#### Exercise data

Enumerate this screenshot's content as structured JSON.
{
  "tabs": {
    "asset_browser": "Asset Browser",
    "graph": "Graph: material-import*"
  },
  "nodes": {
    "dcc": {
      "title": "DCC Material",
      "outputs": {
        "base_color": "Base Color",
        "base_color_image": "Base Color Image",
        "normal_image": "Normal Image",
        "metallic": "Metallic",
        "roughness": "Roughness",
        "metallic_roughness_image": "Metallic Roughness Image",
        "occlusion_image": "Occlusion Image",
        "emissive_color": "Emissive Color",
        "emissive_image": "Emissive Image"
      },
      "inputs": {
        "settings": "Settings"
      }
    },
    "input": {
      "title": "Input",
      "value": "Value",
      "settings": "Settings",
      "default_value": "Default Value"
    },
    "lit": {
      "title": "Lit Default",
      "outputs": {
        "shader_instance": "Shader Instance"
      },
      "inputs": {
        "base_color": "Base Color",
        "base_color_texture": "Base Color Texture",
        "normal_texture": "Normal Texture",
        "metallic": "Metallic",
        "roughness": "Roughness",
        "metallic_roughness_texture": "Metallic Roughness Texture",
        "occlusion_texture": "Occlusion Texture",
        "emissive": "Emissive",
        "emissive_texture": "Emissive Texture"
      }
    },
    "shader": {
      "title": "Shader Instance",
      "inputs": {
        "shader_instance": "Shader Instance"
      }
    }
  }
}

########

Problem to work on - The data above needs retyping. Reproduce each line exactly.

Output for this exercise -
Enumerate this screenshot's content as structured JSON.
{
  "tabs": {
    "asset_browser": "Asset Browser",
    "graph": "Graph: material-import*"
  },
  "nodes": {
    "dcc": {
      "title": "DCC Material",
      "outputs": {
        "base_color": "Base Color",
        "base_color_image": "Base Color Image",
        "normal_image": "Normal Image",
        "metallic": "Metallic",
        "roughness": "Roughness",
        "metallic_roughness_image": "Metallic Roughness Image",
        "occlusion_image": "Occlusion Image",
        "emissive_color": "Emissive Color",
        "emissive_image": "Emissive Image"
      },
      "inputs": {
        "settings": "Settings"
      }
    },
    "input": {
      "title": "Input",
      "value": "Value",
      "settings": "Settings",
      "default_value": "Default Value"
    },
    "lit": {
      "title": "Lit Default",
      "outputs": {
        "shader_instance": "Shader Instance"
      },
      "inputs": {
        "base_color": "Base Color",
        "base_color_texture": "Base Color Texture",
        "normal_texture": "Normal Texture",
        "metallic": "Metallic",
        "roughness": "Roughness",
        "metallic_roughness_texture": "Metallic Roughness Texture",
        "occlusion_texture": "Occlusion Texture",
        "emissive": "Emissive",
        "emissive_texture": "Emissive Texture"
      }
    },
    "shader": {
      "title": "Shader Instance",
      "inputs": {
        "shader_instance": "Shader Instance"
      }
    }
  }
}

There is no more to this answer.